Gee, The Omnific, how come your mom let you have two bass players? We make jokes, we bust out the memes, but the cold hard facts are that, despite what might look like a gimmick at first, the Australian three piece have already put in the work and reaped the rewards of a lot of hard work and determination, not to mention a whole lot of talent, and all that even comes before the release of their first full-length album, the aptly titles Escapades. On this release, the band seeks to prove that they are more than just a fluke, and, spoiler alert, they absolutely do.
The list of accolades the Melbourne-based internet sensations have already racked up is kind of astounding for a band this early in their career: three EPs, five million Spotify streams, two million YouTube views, opening slots on tours with big names like Between the Buried and Me, Intervals and Ne Obliviscaris as well as headlining tours of their own, and slots acting as brand ambassadors for the Holy Trinity of basses and bass accoutrement: Darkglass Electronics, Dingwall guitars and Neural DSP. I know I personally can’t log on to YouTube without being recommended one or more of their videos (what can I say? The algorithm knows me.), and I’m definitely not complaining about that. There’s a reason why these lads are blowing up and blowing up hard, and it has every bit as much to do with their incredible musicianship as it does the shock factor of being a band that is “just” two bass players and a drummer. Whereas some go the Spinal Tap route of laying on the gimmick too hard, The Omnific use their unusual arrangement as a legitimate tool to help them incorporate truckloads of technique into their funky, groovy, progressive metal/rock hybrid. On Escapades, the trio’s mission statement is to craft a style that is accessible to all music lovers, and they do a pretty damn good job of succeeding. The technical skills are dazzling, but not so overwhelming that you can’t get into the song itself.

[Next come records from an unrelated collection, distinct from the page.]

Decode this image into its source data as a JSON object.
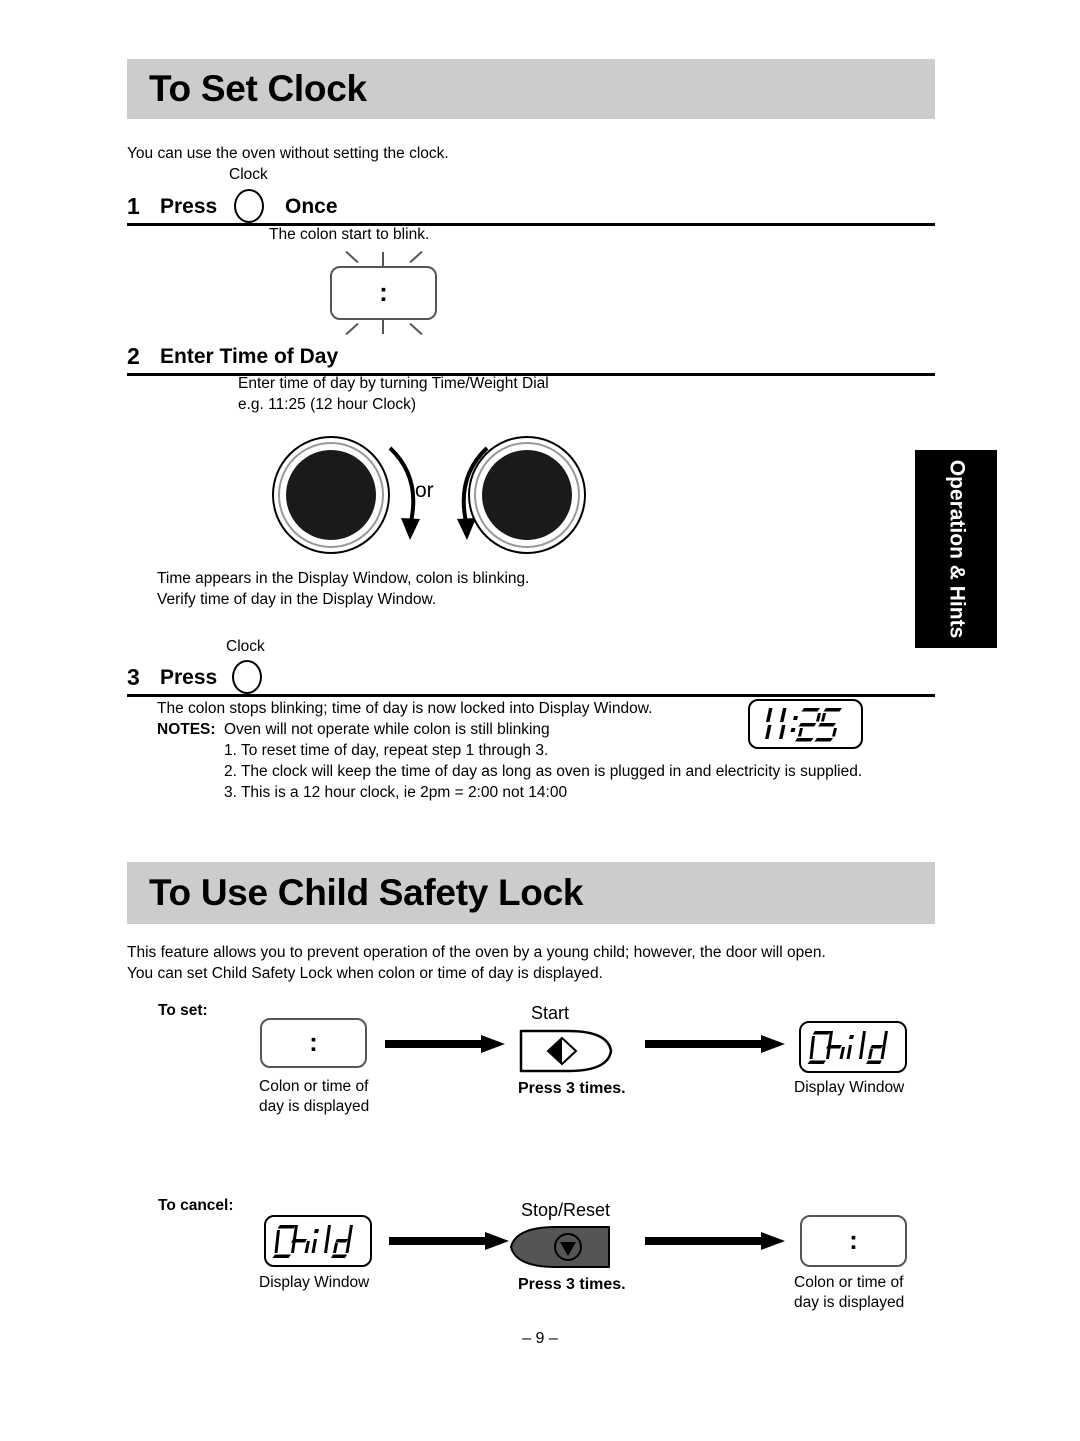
{
  "page": {
    "footer": "– 9 –"
  },
  "side_tab": {
    "label": "Operation & Hints"
  },
  "section_clock": {
    "title": "To Set Clock",
    "intro": "You can use the oven without setting the clock.",
    "step1": {
      "number": "1",
      "press_label": "Press",
      "button_name": "Clock",
      "once_label": "Once",
      "note": "The colon start to blink.",
      "display_value": ":"
    },
    "step2": {
      "number": "2",
      "heading": "Enter Time of Day",
      "line1": "Enter time of day by turning Time/Weight Dial",
      "line2": "e.g. 11:25 (12 hour Clock)",
      "or_label": "or",
      "after_line1": "Time appears in the Display Window, colon is blinking.",
      "after_line2": "Verify time of day in the Display Window."
    },
    "step3": {
      "number": "3",
      "press_label": "Press",
      "button_name": "Clock",
      "line1": "The colon stops blinking; time of day is now locked into Display Window.",
      "notes_label": "NOTES:",
      "notes_lead": "Oven will not operate while colon is still blinking",
      "notes": [
        "1. To reset time of day, repeat step 1 through 3.",
        "2. The clock will keep the time of day as long as oven is plugged in and electricity is supplied.",
        "3. This is a 12 hour clock, ie 2pm = 2:00 not 14:00"
      ],
      "display_value": "11:25"
    }
  },
  "section_child_lock": {
    "title": "To Use Child Safety Lock",
    "intro_line1": "This feature allows you to prevent operation of the oven by a young child; however, the door will open.",
    "intro_line2": "You can set Child Safety Lock when colon or time of day is displayed.",
    "to_set": {
      "label": "To set:",
      "start_display_value": ":",
      "start_display_caption_line1": "Colon or time of",
      "start_display_caption_line2": "day is displayed",
      "button_name": "Start",
      "button_instruction": "Press 3 times.",
      "end_display_value": "Child",
      "end_display_caption": "Display Window"
    },
    "to_cancel": {
      "label": "To cancel:",
      "start_display_value": "Child",
      "start_display_caption": "Display Window",
      "button_name": "Stop/Reset",
      "button_instruction": "Press 3 times.",
      "end_display_value": ":",
      "end_display_caption_line1": "Colon or time of",
      "end_display_caption_line2": "day is displayed"
    }
  }
}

Of course, technique is mostly what is intended to be on display, and on Escapades, The Omnific put on a goddamn clinic. You get the full picture of what a bass or two can do: taps, slaps, shreds, grooves, pops, harmonics, harmonies and so much more. What’s more, though, is that it all is done with as much attention to how to serve the song as it is to being technically proficient. These are highly textured compositions that flow through a wide variety of styles and genres, but never reach the point of alienation. The melodies flow freely, and the duo of bassists wind their way through a lot of subtle and delicate harmonies as much as they slap and tap through blistering, frantic passages, all the while perfectly exemplifying why a Dingwall and Darkglass pedals go together like peanut butter and jelly. These truly are catchy tunes, and there is something intangible to the enjoyment I get out of them beyond the sheer cool factor (although, let’s be real, this is my brand to a t). The funky grooves of leadoff single “Wax and Wane” carry enough weight on their own merits, and coupled with the airy piano and faint backdrops, it makes for a hypnotic, mesmerizing tune. Opener “Antecedent” jumps right into things with a flurry of tapped arpeggios and features a guest appearance from Polyphia’s Clay Gober, because apparently having two bass players just isn’t enough. The drum work should also not be overlooked here: it’s the glue that helps hold everything together just when the instrumentals start flying apart.
Escapades doesn’t just help maintain the momentum The Omnific have built over the short time they’ve been churning out their music; it almost redefines what a bass can do in music. The compositions here are so well executed that there is a whole new world of study to be delved into just from this release alone. I wouldn’t be surprised if a whole new wave of copycats popped up after this, but just don’t forget who put it on the map. Whatever comes next is truly going to be buck wild.